### Source records
■ ■ ■

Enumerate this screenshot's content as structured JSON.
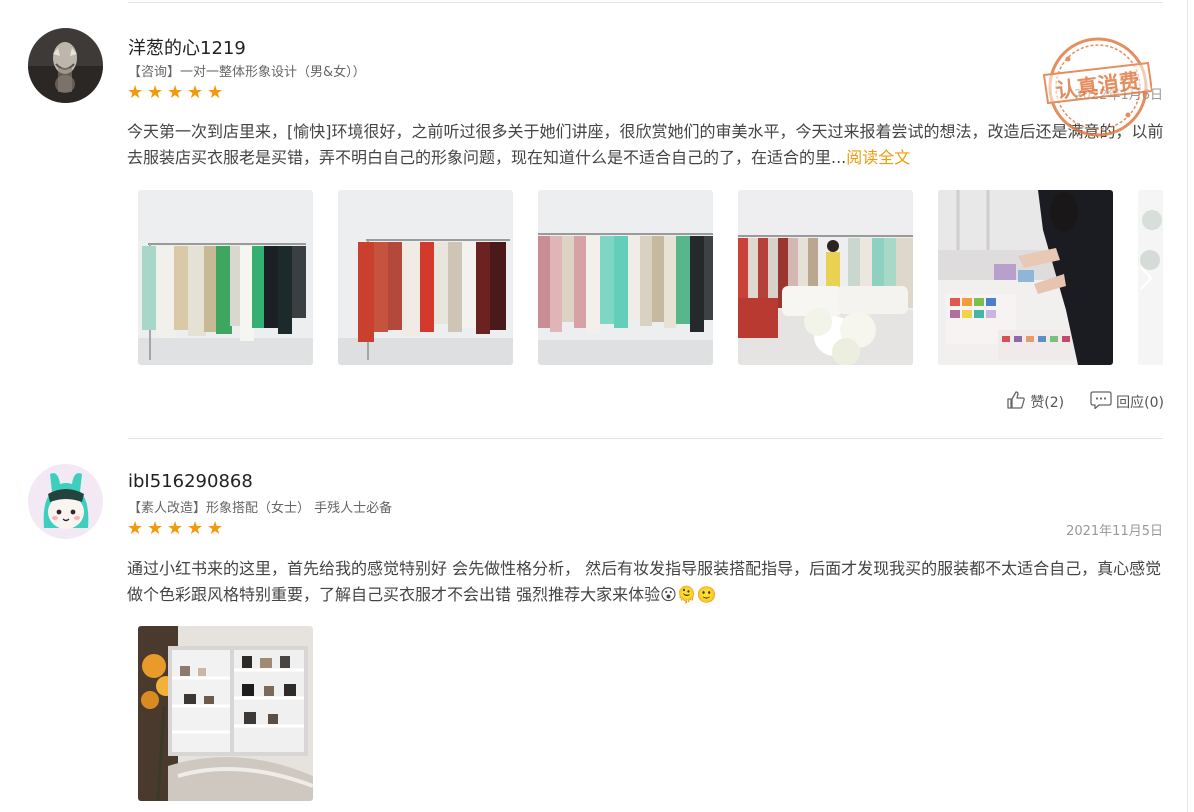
{
  "reviews": [
    {
      "username": "洋葱的心1219",
      "service": "【咨询】一对一整体形象设计（男&女））",
      "rating": 5,
      "date": "2022年1月6日",
      "content": "今天第一次到店里来，[愉快]环境很好，之前听过很多关于她们讲座，很欣赏她们的审美水平，今天过来报着尝试的想法，改造后还是满意的，以前去服装店买衣服老是买错，弄不明白自己的形象问题，现在知道什么是不适合自己的了，在适合的里...",
      "read_more": "阅读全文",
      "stamp_text": "认真消费",
      "like_label": "赞(2)",
      "reply_label": "回应(0)"
    },
    {
      "username": "ibI516290868",
      "service": "【素人改造】形象搭配（女士） 手残人士必备",
      "rating": 5,
      "date": "2021年11月5日",
      "content": "通过小红书来的这里，首先给我的感觉特别好 会先做性格分析， 然后有妆发指导服装搭配指导，后面才发现我买的服装都不太适合自己，真心感觉做个色彩跟风格特别重要，了解自己买衣服才不会出错 强烈推荐大家来体验😮🫠🙂"
    }
  ],
  "icons": {
    "star": "star-icon",
    "like": "thumbs-up-icon",
    "reply": "comment-icon",
    "next": "chevron-right-icon"
  },
  "colors": {
    "star": "#f39a0b",
    "read_more": "#f39a0b",
    "stamp": "#e0763c"
  }
}
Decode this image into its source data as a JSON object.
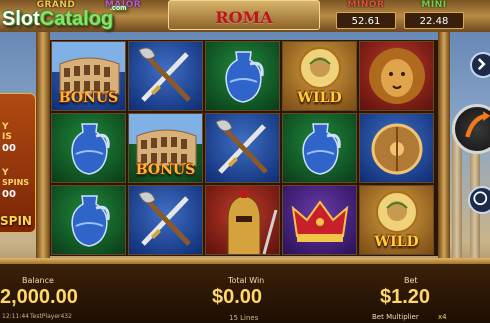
{
  "watermark": {
    "text_main": "Slot",
    "text_accent": "Catalog",
    "suffix": ".com"
  },
  "jackpots": [
    {
      "label": "GRAND",
      "value": "",
      "color": "#f2c44a"
    },
    {
      "label": "MAJOR",
      "value": "",
      "color": "#c05ad8"
    },
    {
      "label": "MINOR",
      "value": "52.61",
      "color": "#e0503a"
    },
    {
      "label": "MINI",
      "value": "22.48",
      "color": "#6bd24a"
    }
  ],
  "game_title": "ROMA",
  "promo_panel": {
    "line1": "Y",
    "line2": "IS",
    "line3": "00",
    "line4": "Y",
    "line5": "SPINS",
    "line6": "00",
    "spin_label": "SPIN"
  },
  "reels": [
    [
      {
        "symbol": "Colosseum",
        "label": "BONUS",
        "bg": "blue"
      },
      {
        "symbol": "Amphora",
        "label": "",
        "bg": "green"
      },
      {
        "symbol": "Amphora",
        "label": "",
        "bg": "green"
      }
    ],
    [
      {
        "symbol": "Axe and Sword",
        "label": "",
        "bg": "blue"
      },
      {
        "symbol": "Colosseum",
        "label": "BONUS",
        "bg": "green"
      },
      {
        "symbol": "Axe and Sword",
        "label": "",
        "bg": "blue"
      }
    ],
    [
      {
        "symbol": "Amphora",
        "label": "",
        "bg": "green"
      },
      {
        "symbol": "Axe and Sword",
        "label": "",
        "bg": "blue"
      },
      {
        "symbol": "Gladiator",
        "label": "",
        "bg": "red"
      }
    ],
    [
      {
        "symbol": "Caesar",
        "label": "WILD",
        "bg": "gold"
      },
      {
        "symbol": "Amphora",
        "label": "",
        "bg": "green"
      },
      {
        "symbol": "Crown",
        "label": "",
        "bg": "purple"
      }
    ],
    [
      {
        "symbol": "Lion",
        "label": "",
        "bg": "red"
      },
      {
        "symbol": "Shield",
        "label": "",
        "bg": "blue"
      },
      {
        "symbol": "Caesar",
        "label": "WILD",
        "bg": "gold"
      }
    ]
  ],
  "status": {
    "balance_label": "Balance",
    "balance_value": "2,000.00",
    "total_win_label": "Total Win",
    "total_win_value": "$0.00",
    "lines": "15 Lines",
    "bet_label": "Bet",
    "bet_value": "$1.20",
    "bet_multiplier_label": "Bet Multiplier",
    "bet_multiplier_value": "x4",
    "time": "12:11:44",
    "player": "TestPlayer432"
  },
  "icons": {
    "menu": "arrow-icon",
    "spin": "spin-icon",
    "autoplay": "autoplay-icon"
  }
}
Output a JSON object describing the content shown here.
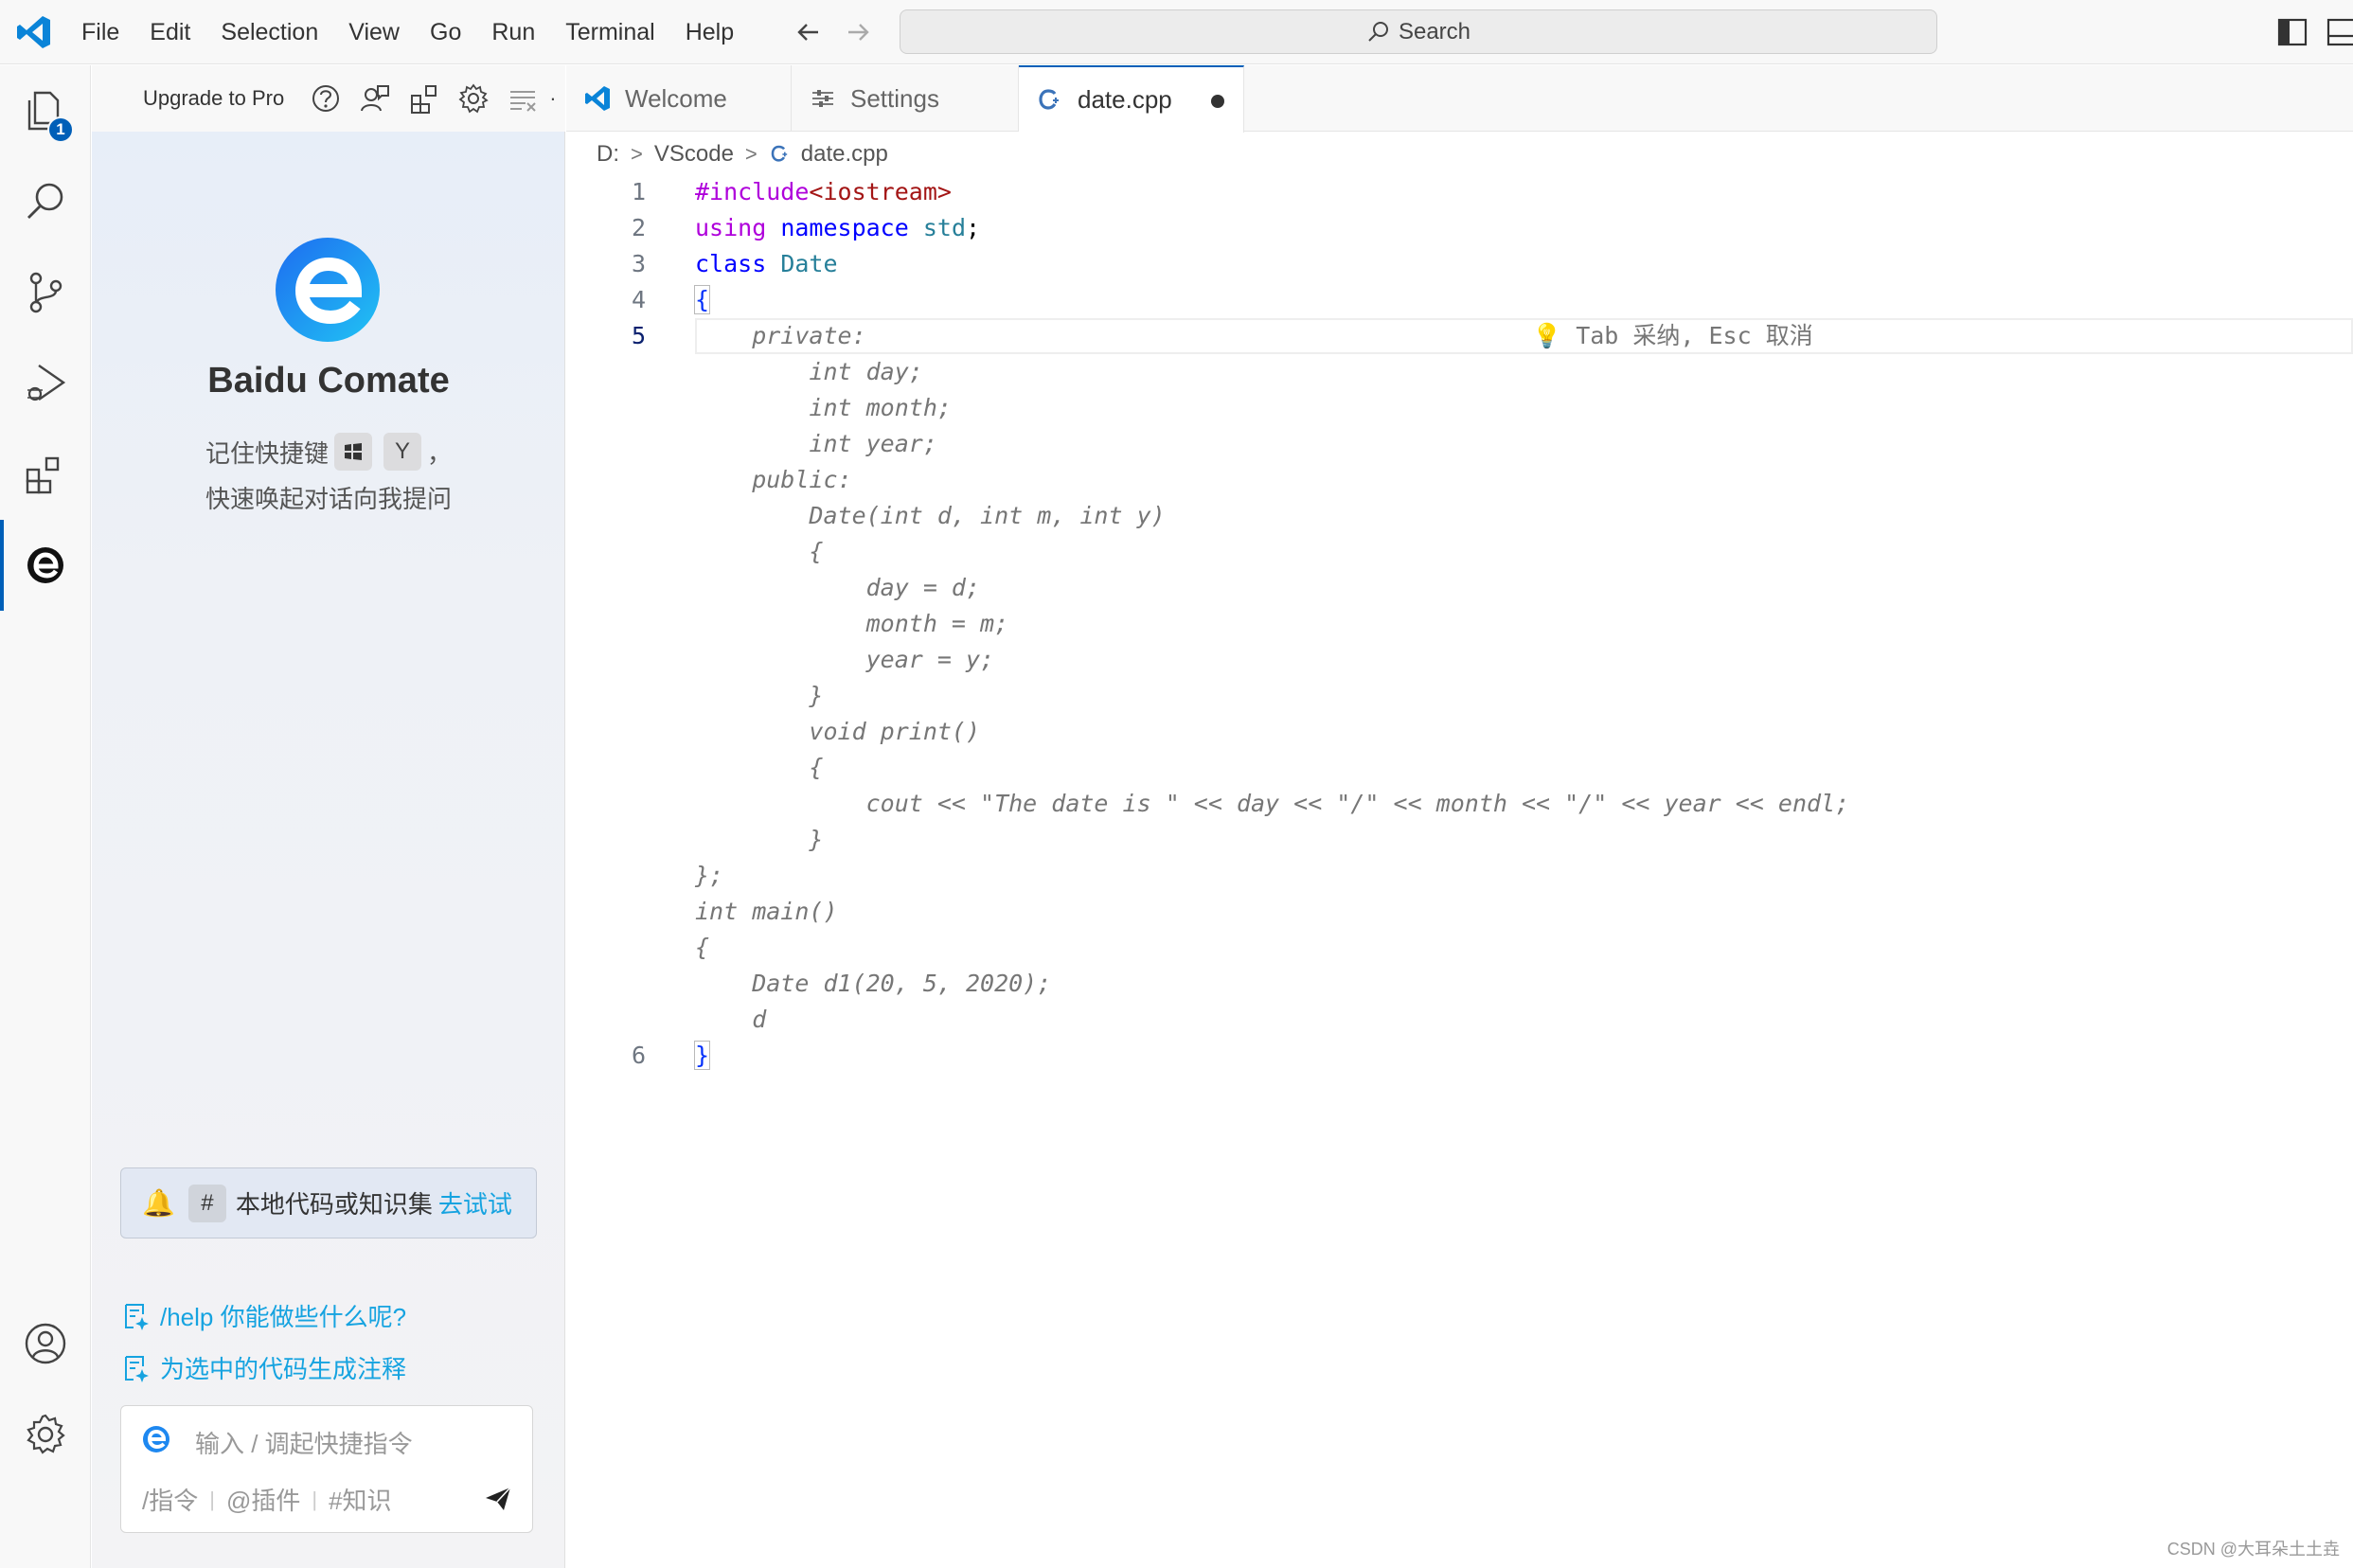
{
  "titlebar": {
    "menu": [
      "File",
      "Edit",
      "Selection",
      "View",
      "Go",
      "Run",
      "Terminal",
      "Help"
    ],
    "search_placeholder": "Search"
  },
  "activitybar": {
    "explorer_badge": "1",
    "items": [
      "explorer",
      "search",
      "source-control",
      "run-debug",
      "extensions",
      "baidu-comate"
    ],
    "bottom": [
      "accounts",
      "manage"
    ]
  },
  "sidepanel": {
    "upgrade_label": "Upgrade to Pro",
    "title": "Baidu Comate",
    "hint_prefix": "记住快捷键",
    "hint_key": "Y",
    "hint_suffix": "，",
    "hint_line2": "快速唤起对话向我提问",
    "notice": {
      "hash": "#",
      "text": "本地代码或知识集",
      "link": "去试试"
    },
    "quick_actions": [
      "/help 你能做些什么呢?",
      "为选中的代码生成注释"
    ],
    "input": {
      "placeholder": "输入 / 调起快捷指令",
      "tags": [
        "/指令",
        "@插件",
        "#知识"
      ]
    }
  },
  "tabs": [
    {
      "label": "Welcome",
      "icon": "vscode-icon",
      "active": false
    },
    {
      "label": "Settings",
      "icon": "settings-sliders-icon",
      "active": false
    },
    {
      "label": "date.cpp",
      "icon": "cpp-file-icon",
      "active": true,
      "dirty": true
    }
  ],
  "breadcrumb": [
    "D:",
    "VScode",
    "date.cpp"
  ],
  "code": {
    "line_numbers": [
      "1",
      "2",
      "3",
      "4",
      "5",
      "6"
    ],
    "l1_pp": "#include",
    "l1_inc": "<iostream>",
    "l2_kw1": "using",
    "l2_kw2": "namespace",
    "l2_ns": "std",
    "l2_end": ";",
    "l3_kw": "class",
    "l3_name": "Date",
    "l4": "{",
    "l5_ghost": "    private:",
    "l5_hint": "Tab 采纳, Esc 取消",
    "ghost_lines": [
      "        int day;",
      "        int month;",
      "        int year;",
      "    public:",
      "        Date(int d, int m, int y)",
      "        {",
      "            day = d;",
      "            month = m;",
      "            year = y;",
      "        }",
      "        void print()",
      "        {",
      "            cout << \"The date is \" << day << \"/\" << month << \"/\" << year << endl;",
      "        }",
      "};",
      "int main()",
      "{",
      "    Date d1(20, 5, 2020);",
      "    d"
    ],
    "l6": "}"
  },
  "watermark": "CSDN @大耳朵土土垚",
  "colors": {
    "accent": "#005fb8",
    "link": "#16a3e0",
    "keyword": "#0000ff",
    "preprocessor": "#af00db",
    "include_string": "#a31515",
    "type": "#267f99"
  }
}
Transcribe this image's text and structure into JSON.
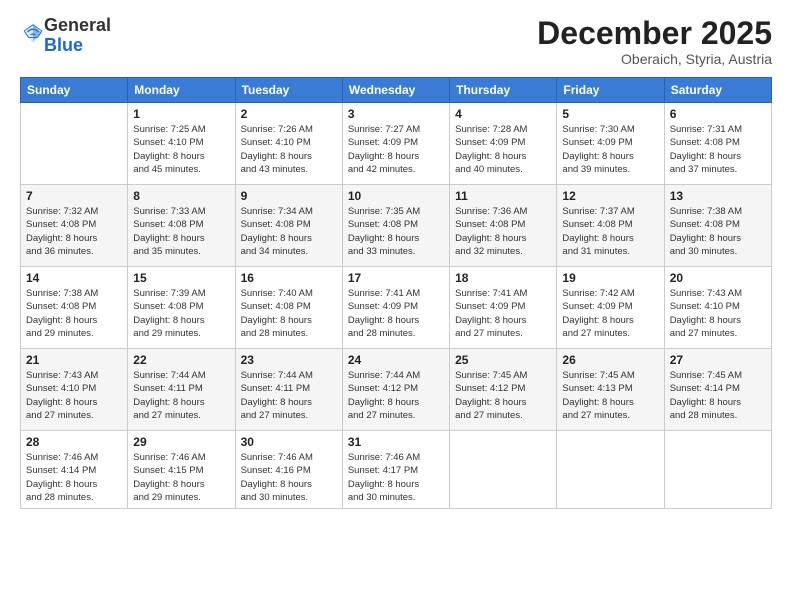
{
  "header": {
    "logo_general": "General",
    "logo_blue": "Blue",
    "month_title": "December 2025",
    "subtitle": "Oberaich, Styria, Austria"
  },
  "days_of_week": [
    "Sunday",
    "Monday",
    "Tuesday",
    "Wednesday",
    "Thursday",
    "Friday",
    "Saturday"
  ],
  "weeks": [
    [
      {
        "num": "",
        "info": ""
      },
      {
        "num": "1",
        "info": "Sunrise: 7:25 AM\nSunset: 4:10 PM\nDaylight: 8 hours\nand 45 minutes."
      },
      {
        "num": "2",
        "info": "Sunrise: 7:26 AM\nSunset: 4:10 PM\nDaylight: 8 hours\nand 43 minutes."
      },
      {
        "num": "3",
        "info": "Sunrise: 7:27 AM\nSunset: 4:09 PM\nDaylight: 8 hours\nand 42 minutes."
      },
      {
        "num": "4",
        "info": "Sunrise: 7:28 AM\nSunset: 4:09 PM\nDaylight: 8 hours\nand 40 minutes."
      },
      {
        "num": "5",
        "info": "Sunrise: 7:30 AM\nSunset: 4:09 PM\nDaylight: 8 hours\nand 39 minutes."
      },
      {
        "num": "6",
        "info": "Sunrise: 7:31 AM\nSunset: 4:08 PM\nDaylight: 8 hours\nand 37 minutes."
      }
    ],
    [
      {
        "num": "7",
        "info": "Sunrise: 7:32 AM\nSunset: 4:08 PM\nDaylight: 8 hours\nand 36 minutes."
      },
      {
        "num": "8",
        "info": "Sunrise: 7:33 AM\nSunset: 4:08 PM\nDaylight: 8 hours\nand 35 minutes."
      },
      {
        "num": "9",
        "info": "Sunrise: 7:34 AM\nSunset: 4:08 PM\nDaylight: 8 hours\nand 34 minutes."
      },
      {
        "num": "10",
        "info": "Sunrise: 7:35 AM\nSunset: 4:08 PM\nDaylight: 8 hours\nand 33 minutes."
      },
      {
        "num": "11",
        "info": "Sunrise: 7:36 AM\nSunset: 4:08 PM\nDaylight: 8 hours\nand 32 minutes."
      },
      {
        "num": "12",
        "info": "Sunrise: 7:37 AM\nSunset: 4:08 PM\nDaylight: 8 hours\nand 31 minutes."
      },
      {
        "num": "13",
        "info": "Sunrise: 7:38 AM\nSunset: 4:08 PM\nDaylight: 8 hours\nand 30 minutes."
      }
    ],
    [
      {
        "num": "14",
        "info": "Sunrise: 7:38 AM\nSunset: 4:08 PM\nDaylight: 8 hours\nand 29 minutes."
      },
      {
        "num": "15",
        "info": "Sunrise: 7:39 AM\nSunset: 4:08 PM\nDaylight: 8 hours\nand 29 minutes."
      },
      {
        "num": "16",
        "info": "Sunrise: 7:40 AM\nSunset: 4:08 PM\nDaylight: 8 hours\nand 28 minutes."
      },
      {
        "num": "17",
        "info": "Sunrise: 7:41 AM\nSunset: 4:09 PM\nDaylight: 8 hours\nand 28 minutes."
      },
      {
        "num": "18",
        "info": "Sunrise: 7:41 AM\nSunset: 4:09 PM\nDaylight: 8 hours\nand 27 minutes."
      },
      {
        "num": "19",
        "info": "Sunrise: 7:42 AM\nSunset: 4:09 PM\nDaylight: 8 hours\nand 27 minutes."
      },
      {
        "num": "20",
        "info": "Sunrise: 7:43 AM\nSunset: 4:10 PM\nDaylight: 8 hours\nand 27 minutes."
      }
    ],
    [
      {
        "num": "21",
        "info": "Sunrise: 7:43 AM\nSunset: 4:10 PM\nDaylight: 8 hours\nand 27 minutes."
      },
      {
        "num": "22",
        "info": "Sunrise: 7:44 AM\nSunset: 4:11 PM\nDaylight: 8 hours\nand 27 minutes."
      },
      {
        "num": "23",
        "info": "Sunrise: 7:44 AM\nSunset: 4:11 PM\nDaylight: 8 hours\nand 27 minutes."
      },
      {
        "num": "24",
        "info": "Sunrise: 7:44 AM\nSunset: 4:12 PM\nDaylight: 8 hours\nand 27 minutes."
      },
      {
        "num": "25",
        "info": "Sunrise: 7:45 AM\nSunset: 4:12 PM\nDaylight: 8 hours\nand 27 minutes."
      },
      {
        "num": "26",
        "info": "Sunrise: 7:45 AM\nSunset: 4:13 PM\nDaylight: 8 hours\nand 27 minutes."
      },
      {
        "num": "27",
        "info": "Sunrise: 7:45 AM\nSunset: 4:14 PM\nDaylight: 8 hours\nand 28 minutes."
      }
    ],
    [
      {
        "num": "28",
        "info": "Sunrise: 7:46 AM\nSunset: 4:14 PM\nDaylight: 8 hours\nand 28 minutes."
      },
      {
        "num": "29",
        "info": "Sunrise: 7:46 AM\nSunset: 4:15 PM\nDaylight: 8 hours\nand 29 minutes."
      },
      {
        "num": "30",
        "info": "Sunrise: 7:46 AM\nSunset: 4:16 PM\nDaylight: 8 hours\nand 30 minutes."
      },
      {
        "num": "31",
        "info": "Sunrise: 7:46 AM\nSunset: 4:17 PM\nDaylight: 8 hours\nand 30 minutes."
      },
      {
        "num": "",
        "info": ""
      },
      {
        "num": "",
        "info": ""
      },
      {
        "num": "",
        "info": ""
      }
    ]
  ]
}
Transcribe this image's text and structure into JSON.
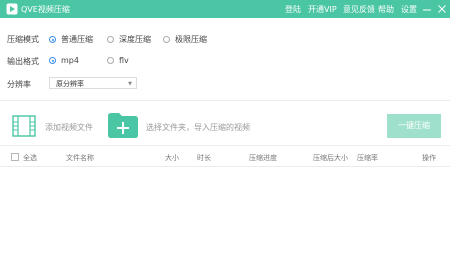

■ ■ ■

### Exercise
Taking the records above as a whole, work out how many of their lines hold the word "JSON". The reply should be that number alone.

### Response below
5